And there we were, in Ron Atkinson’s house-pub, drinking tumblers of black vodka, with What’s The Story (Morning Glory)? playing so loudly that no one could talk. There was only one thing for it: We started to dance. I remember thinking, no one’s gonna believe this. I couldn’t believe it, and I was there.
At one point, I returned from the lavatory to find everyone had disappeared. I wandered about looking for them and eventually found Ron in the kitchen crouching down in front of the window. For a moment I thought he was unwell but I realised he was heaving with laughter.
‘Get down, quick!’ he said, when he saw me and I joined him.
‘What are we doing, Ron?’
‘Watch this,’ he said, and we peeped over the sink and out into the drive where his driver was attempting to leave. ‘Max has just opened the gates to get out but…’ In his hand Ron held a remote control and as the car started to approach the gates, Ron pressed a button and the gates closed. He turned to me, crying with laughter.
‘Every time!’ he said. Max got out of his car and pressed a button on the gates to open them. As he walked back to his car, Ron closed them again.
‘Oh, man,’ he cried, offering me the remote. ‘This is brilliant. Wanna go?’
Afterwards, we found the boys in the garden with Maggie and we joined them there to enjoy the views over the Worcestershire countryside. There we stayed, chatting and drinking and laughing. Maggie disappeared for a while and returned carrying an enormous dish on a tray.
‘Cheesy mash!’ she announced, setting the tray down on the garden table. We all helped ourselves to a bowl, to be washed down with a fine Sancerre, while Maggie issued us with golden spoons.
‘Just like being at home,’ quipped Dirty South, who often stirs his tea with a potato peeler.
The mash was, as promised, delicious. Or maybe everything tastes good eaten with a golden spoon. More wine was produced. Ron got into a story about winning the League Cup with Sheffield Wednesday. But as the light began to fade he suddenly checked his watch and said:
‘Right, let’s swing, it’s on in five minutes.’
‘What’s that, Ron?’
‘Coronation Street,’ he said, ‘Never miss an episode.’ And we joined Ron and Maggie in their opulent sitting room for an episode of Granada TV’s finest.
God knows how we ever got back to London, I can’t remember anything about it. But I’m sure we went back happy, and we certainly had a tale to tell.
Ron signed to Bravo, the shorts were filmed and were very funny. Best of all, he’d slip us the odd scoop: When he joined Nottingham Forest he got in touch to say that he was getting ready to off-load another sit-down lawn mower. A week later, he signed Carlton Palmer. For a period afterwards he’d even occasionally ring me up for a chat.
(‘Guess where I am, Andy?’

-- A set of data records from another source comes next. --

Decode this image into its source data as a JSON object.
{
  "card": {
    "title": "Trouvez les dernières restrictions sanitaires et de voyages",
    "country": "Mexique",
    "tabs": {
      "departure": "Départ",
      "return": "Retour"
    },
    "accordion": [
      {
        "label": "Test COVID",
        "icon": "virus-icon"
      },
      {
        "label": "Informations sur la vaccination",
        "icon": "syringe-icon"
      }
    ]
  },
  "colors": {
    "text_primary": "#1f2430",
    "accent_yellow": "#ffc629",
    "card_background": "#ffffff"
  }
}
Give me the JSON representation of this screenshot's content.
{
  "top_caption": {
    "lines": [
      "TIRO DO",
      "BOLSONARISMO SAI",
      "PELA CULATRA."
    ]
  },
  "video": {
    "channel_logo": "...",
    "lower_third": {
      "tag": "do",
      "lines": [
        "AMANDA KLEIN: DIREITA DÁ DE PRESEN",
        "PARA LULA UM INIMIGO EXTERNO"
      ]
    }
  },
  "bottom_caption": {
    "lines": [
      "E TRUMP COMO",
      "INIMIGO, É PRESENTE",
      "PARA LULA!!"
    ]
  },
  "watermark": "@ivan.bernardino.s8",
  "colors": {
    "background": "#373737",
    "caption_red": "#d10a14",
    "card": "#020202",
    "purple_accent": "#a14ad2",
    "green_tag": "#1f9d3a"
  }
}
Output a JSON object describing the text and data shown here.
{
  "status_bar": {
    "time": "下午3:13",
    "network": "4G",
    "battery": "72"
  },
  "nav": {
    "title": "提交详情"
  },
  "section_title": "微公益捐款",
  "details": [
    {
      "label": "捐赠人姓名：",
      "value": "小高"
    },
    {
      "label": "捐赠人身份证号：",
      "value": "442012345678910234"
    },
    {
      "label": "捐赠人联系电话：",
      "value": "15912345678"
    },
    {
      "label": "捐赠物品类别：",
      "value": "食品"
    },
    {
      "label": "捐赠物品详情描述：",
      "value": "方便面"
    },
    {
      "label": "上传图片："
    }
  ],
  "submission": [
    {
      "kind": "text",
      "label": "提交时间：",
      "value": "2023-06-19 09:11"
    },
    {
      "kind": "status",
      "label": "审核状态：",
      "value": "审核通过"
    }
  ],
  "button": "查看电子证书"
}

As for the story of that day, well, I might have told it more often had not Big Ron, a few years later, become persona non grata after making a racist comment about French defender, Marcel Desailly. ITV dumped him and he disappeared from our screens for a good while – and rightly so.

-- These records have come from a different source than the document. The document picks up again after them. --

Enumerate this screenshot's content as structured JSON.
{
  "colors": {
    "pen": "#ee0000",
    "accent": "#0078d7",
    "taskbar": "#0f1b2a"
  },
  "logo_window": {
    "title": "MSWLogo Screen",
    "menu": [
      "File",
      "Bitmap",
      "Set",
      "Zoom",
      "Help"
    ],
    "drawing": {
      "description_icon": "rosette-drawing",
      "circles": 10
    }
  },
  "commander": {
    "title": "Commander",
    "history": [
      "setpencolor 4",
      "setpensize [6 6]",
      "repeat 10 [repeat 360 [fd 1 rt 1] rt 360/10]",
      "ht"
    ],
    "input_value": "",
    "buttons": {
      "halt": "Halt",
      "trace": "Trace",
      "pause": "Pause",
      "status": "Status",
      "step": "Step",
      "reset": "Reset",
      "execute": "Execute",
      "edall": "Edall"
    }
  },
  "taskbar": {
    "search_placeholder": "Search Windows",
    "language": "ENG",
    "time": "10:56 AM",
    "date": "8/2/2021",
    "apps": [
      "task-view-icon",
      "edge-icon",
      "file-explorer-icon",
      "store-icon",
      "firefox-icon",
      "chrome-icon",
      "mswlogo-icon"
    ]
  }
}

Is he, was he, a racist? God knows. Quite possibly. It goes with the territory, I suspect, for a no off-switch, hip-shooting product of a bygone era, when ‘comic’ racism was not only a thing but also routinely beamed into living rooms. I seem to recall he got in some more hot water still later, when he appeared on Celebrity Big Brother.

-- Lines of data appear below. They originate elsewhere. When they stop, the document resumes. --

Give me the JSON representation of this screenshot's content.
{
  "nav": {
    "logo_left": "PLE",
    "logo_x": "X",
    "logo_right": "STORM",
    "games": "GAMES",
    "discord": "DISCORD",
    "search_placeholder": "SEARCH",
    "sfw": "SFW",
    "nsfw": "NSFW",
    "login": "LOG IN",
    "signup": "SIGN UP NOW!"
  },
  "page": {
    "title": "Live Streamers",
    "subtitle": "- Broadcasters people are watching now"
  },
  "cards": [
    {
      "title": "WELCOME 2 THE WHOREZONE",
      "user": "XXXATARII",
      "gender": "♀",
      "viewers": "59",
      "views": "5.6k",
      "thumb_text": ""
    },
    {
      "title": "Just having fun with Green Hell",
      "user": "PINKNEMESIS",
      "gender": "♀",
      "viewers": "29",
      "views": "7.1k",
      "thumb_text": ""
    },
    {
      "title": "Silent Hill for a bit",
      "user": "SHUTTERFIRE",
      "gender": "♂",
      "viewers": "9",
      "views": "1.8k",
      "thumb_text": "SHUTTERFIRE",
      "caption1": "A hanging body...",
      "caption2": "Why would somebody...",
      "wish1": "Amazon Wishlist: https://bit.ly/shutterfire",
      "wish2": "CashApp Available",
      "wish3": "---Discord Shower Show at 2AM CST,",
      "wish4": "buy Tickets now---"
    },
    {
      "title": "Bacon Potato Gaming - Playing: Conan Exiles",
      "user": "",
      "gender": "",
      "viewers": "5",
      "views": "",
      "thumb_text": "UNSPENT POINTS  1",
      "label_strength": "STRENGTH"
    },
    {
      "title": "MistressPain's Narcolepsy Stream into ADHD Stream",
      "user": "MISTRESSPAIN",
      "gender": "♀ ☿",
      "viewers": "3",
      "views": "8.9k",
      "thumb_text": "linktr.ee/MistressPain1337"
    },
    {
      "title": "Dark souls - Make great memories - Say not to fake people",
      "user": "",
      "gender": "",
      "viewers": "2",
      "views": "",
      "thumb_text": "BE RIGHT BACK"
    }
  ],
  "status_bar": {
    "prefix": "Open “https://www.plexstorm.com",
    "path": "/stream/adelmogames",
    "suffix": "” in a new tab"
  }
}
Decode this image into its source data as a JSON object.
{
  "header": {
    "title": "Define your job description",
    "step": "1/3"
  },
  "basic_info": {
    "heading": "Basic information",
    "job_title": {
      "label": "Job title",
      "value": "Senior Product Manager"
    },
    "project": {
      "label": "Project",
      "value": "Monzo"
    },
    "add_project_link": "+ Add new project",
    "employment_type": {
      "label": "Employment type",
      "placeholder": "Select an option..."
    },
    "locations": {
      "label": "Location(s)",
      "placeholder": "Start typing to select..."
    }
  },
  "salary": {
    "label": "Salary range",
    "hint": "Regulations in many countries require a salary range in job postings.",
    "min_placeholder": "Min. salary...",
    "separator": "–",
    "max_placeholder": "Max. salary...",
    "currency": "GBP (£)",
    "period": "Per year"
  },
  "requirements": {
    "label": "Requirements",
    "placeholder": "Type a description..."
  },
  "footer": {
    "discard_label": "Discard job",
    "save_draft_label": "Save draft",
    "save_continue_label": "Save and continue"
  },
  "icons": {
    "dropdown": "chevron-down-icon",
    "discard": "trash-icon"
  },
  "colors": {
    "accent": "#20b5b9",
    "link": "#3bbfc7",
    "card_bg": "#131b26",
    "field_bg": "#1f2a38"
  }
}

But that day, that golden spoon day, I remember a warm and funny man, on the lookout for a good time and very good company with it, even if he was one comment away from embarrassing you at any given moment. A bit like your dad at a wedding, to be fair.